#### PROBLEM REQUIREMENTS
Down to the final character, output the records below as they stand.
○ ○ ○
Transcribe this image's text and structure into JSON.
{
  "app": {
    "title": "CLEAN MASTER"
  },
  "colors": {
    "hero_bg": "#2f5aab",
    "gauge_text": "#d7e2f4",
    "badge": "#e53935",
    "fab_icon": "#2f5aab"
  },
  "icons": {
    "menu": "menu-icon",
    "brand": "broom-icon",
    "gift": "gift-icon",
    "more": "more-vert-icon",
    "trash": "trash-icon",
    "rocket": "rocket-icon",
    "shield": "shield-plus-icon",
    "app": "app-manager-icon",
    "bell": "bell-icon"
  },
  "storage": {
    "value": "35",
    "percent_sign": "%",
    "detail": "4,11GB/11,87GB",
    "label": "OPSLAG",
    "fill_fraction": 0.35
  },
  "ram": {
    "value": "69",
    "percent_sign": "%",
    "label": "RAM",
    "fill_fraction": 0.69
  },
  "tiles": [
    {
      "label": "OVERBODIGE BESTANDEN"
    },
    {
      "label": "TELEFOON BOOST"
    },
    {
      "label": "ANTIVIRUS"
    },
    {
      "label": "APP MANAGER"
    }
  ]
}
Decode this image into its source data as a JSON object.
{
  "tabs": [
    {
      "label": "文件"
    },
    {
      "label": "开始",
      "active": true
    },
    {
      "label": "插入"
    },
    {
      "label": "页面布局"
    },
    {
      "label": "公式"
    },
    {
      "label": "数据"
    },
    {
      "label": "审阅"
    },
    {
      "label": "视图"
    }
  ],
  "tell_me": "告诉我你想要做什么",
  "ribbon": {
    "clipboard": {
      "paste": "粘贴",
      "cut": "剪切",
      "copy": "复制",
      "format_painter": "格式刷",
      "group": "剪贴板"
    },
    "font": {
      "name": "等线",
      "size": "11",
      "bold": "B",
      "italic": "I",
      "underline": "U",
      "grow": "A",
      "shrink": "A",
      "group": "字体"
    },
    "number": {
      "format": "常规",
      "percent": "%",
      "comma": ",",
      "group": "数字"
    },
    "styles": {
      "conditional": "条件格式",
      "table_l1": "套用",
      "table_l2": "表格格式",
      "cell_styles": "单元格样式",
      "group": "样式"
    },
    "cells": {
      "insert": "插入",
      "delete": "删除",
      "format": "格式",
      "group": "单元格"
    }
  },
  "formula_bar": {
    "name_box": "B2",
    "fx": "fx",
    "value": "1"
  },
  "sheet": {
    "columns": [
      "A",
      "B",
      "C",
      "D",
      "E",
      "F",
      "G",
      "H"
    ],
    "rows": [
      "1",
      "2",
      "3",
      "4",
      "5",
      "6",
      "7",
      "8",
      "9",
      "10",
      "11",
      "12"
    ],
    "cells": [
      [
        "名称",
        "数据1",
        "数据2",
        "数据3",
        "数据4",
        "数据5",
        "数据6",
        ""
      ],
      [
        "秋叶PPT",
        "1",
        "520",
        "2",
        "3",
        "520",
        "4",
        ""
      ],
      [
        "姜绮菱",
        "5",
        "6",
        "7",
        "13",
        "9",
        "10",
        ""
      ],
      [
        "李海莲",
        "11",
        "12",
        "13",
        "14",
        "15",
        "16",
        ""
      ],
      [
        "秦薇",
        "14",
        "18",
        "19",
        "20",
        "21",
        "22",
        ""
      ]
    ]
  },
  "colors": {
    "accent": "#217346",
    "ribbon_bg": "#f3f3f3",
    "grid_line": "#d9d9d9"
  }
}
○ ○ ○
#### REPLY
Transcribe this image's text and structure into JSON.
{
  "app": {
    "title": "CLEAN MASTER"
  },
  "colors": {
    "hero_bg": "#2f5aab",
    "gauge_text": "#d7e2f4",
    "badge": "#e53935",
    "fab_icon": "#2f5aab"
  },
  "icons": {
    "menu": "menu-icon",
    "brand": "broom-icon",
    "gift": "gift-icon",
    "more": "more-vert-icon",
    "trash": "trash-icon",
    "rocket": "rocket-icon",
    "shield": "shield-plus-icon",
    "app": "app-manager-icon",
    "bell": "bell-icon"
  },
  "storage": {
    "value": "35",
    "percent_sign": "%",
    "detail": "4,11GB/11,87GB",
    "label": "OPSLAG",
    "fill_fraction": 0.35
  },
  "ram": {
    "value": "69",
    "percent_sign": "%",
    "label": "RAM",
    "fill_fraction": 0.69
  },
  "tiles": [
    {
      "label": "OVERBODIGE BESTANDEN"
    },
    {
      "label": "TELEFOON BOOST"
    },
    {
      "label": "ANTIVIRUS"
    },
    {
      "label": "APP MANAGER"
    }
  ]
}
Decode this image into its source data as a JSON object.
{
  "tabs": [
    {
      "label": "文件"
    },
    {
      "label": "开始",
      "active": true
    },
    {
      "label": "插入"
    },
    {
      "label": "页面布局"
    },
    {
      "label": "公式"
    },
    {
      "label": "数据"
    },
    {
      "label": "审阅"
    },
    {
      "label": "视图"
    }
  ],
  "tell_me": "告诉我你想要做什么",
  "ribbon": {
    "clipboard": {
      "paste": "粘贴",
      "cut": "剪切",
      "copy": "复制",
      "format_painter": "格式刷",
      "group": "剪贴板"
    },
    "font": {
      "name": "等线",
      "size": "11",
      "bold": "B",
      "italic": "I",
      "underline": "U",
      "grow": "A",
      "shrink": "A",
      "group": "字体"
    },
    "number": {
      "format": "常规",
      "percent": "%",
      "comma": ",",
      "group": "数字"
    },
    "styles": {
      "conditional": "条件格式",
      "table_l1": "套用",
      "table_l2": "表格格式",
      "cell_styles": "单元格样式",
      "group": "样式"
    },
    "cells": {
      "insert": "插入",
      "delete": "删除",
      "format": "格式",
      "group": "单元格"
    }
  },
  "formula_bar": {
    "name_box": "B2",
    "fx": "fx",
    "value": "1"
  },
  "sheet": {
    "columns": [
      "A",
      "B",
      "C",
      "D",
      "E",
      "F",
      "G",
      "H"
    ],
    "rows": [
      "1",
      "2",
      "3",
      "4",
      "5",
      "6",
      "7",
      "8",
      "9",
      "10",
      "11",
      "12"
    ],
    "cells": [
      [
        "名称",
        "数据1",
        "数据2",
        "数据3",
        "数据4",
        "数据5",
        "数据6",
        ""
      ],
      [
        "秋叶PPT",
        "1",
        "520",
        "2",
        "3",
        "520",
        "4",
        ""
      ],
      [
        "姜绮菱",
        "5",
        "6",
        "7",
        "13",
        "9",
        "10",
        ""
      ],
      [
        "李海莲",
        "11",
        "12",
        "13",
        "14",
        "15",
        "16",
        ""
      ],
      [
        "秦薇",
        "14",
        "18",
        "19",
        "20",
        "21",
        "22",
        ""
      ]
    ]
  },
  "colors": {
    "accent": "#217346",
    "ribbon_bg": "#f3f3f3",
    "grid_line": "#d9d9d9"
  }
}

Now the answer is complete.